Ravele said that he had decided to look at the world through the eye of a philosopher and delve into the private lives of teachers and their private spaces to show that they are not just people with chalk and a duster in their hands, standing in front of a class.
“At the end of this story, poor Musiiwa finds a bursary to study further while Pretty is rushed to the hospital after attempting to abort a pregnancy she got from sleeping with the teacher,” he revealed. “In this story, we identify different forms of communication in different houses, which lead this or that child to live in this or that manner.”
Ravele agreed that the writing journey was a lonely and assiduous one. “I won’t lie – it is not for the faint-hearted ones,” he said. “You will need more hours of ‘me-time’. Social life sometimes shuts down. Actually, do it because you have the love to do it. If it is money that you are chasing, most of the time you will be left disappointed.”
For those interested in Ravele's work, call him on 082 430 2670 or 071 511 3183.
Mmbangiseni Tshidonngi Ravele is a philosopher.
By: Tshifhiwa Mukwevho
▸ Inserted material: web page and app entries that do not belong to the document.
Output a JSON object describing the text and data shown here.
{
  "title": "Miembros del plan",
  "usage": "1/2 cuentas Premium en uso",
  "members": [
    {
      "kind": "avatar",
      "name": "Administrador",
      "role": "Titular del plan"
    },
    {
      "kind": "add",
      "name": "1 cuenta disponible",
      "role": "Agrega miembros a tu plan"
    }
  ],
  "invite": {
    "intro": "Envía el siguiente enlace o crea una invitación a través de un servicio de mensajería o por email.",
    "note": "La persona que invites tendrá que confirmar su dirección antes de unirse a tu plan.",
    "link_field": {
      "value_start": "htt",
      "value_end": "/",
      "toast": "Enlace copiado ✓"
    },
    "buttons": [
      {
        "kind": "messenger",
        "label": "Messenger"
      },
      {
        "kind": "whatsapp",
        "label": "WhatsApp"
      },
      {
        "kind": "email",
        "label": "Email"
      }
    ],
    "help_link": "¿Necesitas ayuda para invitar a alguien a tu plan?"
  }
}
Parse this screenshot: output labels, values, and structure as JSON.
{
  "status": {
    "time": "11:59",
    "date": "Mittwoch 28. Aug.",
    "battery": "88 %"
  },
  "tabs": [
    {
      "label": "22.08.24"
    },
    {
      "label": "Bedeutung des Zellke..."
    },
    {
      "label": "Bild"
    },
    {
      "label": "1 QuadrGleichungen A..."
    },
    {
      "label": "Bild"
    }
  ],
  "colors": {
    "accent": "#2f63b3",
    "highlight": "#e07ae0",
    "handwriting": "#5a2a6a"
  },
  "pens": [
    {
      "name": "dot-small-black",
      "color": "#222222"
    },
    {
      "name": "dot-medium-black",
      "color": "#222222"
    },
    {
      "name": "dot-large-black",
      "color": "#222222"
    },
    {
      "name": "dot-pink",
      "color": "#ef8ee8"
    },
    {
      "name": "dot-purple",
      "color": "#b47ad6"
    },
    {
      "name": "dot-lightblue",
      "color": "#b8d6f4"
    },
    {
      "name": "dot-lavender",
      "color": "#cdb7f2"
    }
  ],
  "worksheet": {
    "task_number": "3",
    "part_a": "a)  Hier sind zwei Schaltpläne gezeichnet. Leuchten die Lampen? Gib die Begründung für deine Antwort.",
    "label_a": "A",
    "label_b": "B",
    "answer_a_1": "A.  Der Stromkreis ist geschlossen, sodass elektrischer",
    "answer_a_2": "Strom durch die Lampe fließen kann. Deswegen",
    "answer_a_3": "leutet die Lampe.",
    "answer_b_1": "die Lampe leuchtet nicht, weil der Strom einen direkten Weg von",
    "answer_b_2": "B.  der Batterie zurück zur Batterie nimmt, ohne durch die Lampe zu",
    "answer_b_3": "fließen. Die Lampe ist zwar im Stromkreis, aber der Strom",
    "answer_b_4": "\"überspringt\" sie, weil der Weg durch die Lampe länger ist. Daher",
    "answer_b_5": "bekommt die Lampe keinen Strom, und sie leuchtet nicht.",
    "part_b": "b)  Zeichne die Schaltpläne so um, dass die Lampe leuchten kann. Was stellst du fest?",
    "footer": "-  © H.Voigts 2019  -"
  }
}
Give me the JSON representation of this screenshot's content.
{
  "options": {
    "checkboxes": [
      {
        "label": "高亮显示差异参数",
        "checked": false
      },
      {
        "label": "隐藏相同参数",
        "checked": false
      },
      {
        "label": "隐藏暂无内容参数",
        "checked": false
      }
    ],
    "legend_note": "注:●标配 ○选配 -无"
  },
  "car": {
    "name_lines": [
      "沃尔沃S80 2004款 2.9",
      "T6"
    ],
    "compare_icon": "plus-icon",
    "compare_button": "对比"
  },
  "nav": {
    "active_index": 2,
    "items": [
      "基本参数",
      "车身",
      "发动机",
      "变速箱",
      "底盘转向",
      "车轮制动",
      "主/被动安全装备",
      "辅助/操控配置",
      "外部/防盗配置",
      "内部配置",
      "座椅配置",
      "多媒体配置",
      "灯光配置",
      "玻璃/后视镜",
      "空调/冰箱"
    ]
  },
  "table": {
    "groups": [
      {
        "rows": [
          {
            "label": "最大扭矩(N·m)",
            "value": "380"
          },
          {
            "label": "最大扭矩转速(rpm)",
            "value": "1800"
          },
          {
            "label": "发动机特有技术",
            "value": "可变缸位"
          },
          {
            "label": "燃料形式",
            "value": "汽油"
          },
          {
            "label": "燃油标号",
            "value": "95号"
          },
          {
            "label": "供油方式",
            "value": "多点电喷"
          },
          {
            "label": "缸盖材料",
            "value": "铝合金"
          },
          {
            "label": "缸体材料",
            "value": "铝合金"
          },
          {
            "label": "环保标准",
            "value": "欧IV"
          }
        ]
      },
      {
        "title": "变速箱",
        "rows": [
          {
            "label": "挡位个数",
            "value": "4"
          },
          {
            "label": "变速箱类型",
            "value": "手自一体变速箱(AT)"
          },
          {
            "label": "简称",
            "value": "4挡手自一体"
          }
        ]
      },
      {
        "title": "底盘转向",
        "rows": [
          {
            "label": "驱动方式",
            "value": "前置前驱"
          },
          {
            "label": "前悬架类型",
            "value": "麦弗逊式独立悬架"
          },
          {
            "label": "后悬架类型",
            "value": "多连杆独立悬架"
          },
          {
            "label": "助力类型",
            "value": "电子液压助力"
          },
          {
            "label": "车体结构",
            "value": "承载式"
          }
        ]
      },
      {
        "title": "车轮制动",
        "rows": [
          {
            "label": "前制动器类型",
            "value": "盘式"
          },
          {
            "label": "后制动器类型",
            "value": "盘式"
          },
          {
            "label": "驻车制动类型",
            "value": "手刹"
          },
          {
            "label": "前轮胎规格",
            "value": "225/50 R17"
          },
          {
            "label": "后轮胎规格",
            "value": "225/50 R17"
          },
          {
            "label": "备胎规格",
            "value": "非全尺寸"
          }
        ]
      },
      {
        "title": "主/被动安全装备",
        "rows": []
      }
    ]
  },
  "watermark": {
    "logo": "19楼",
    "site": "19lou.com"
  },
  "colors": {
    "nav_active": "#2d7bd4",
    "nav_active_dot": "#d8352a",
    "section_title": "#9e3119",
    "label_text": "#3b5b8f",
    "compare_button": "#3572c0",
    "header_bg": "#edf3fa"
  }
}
Tshifhiwa Given Mukwevho was born in 1984 in Madombidzha village, not far from Louis Trichardt in the Limpopo Province. After submitting articles for roughly a year for Limpopo Mirror's youth supplement, Makoya, he started writing for the main newspaper. He is a prolific writer who published his first book, titled A Traumatic Revenge in 2011. It focusses on life on the street and how to survive amidst poverty. His second book titled The Violent Gestures of Life was published in 2014.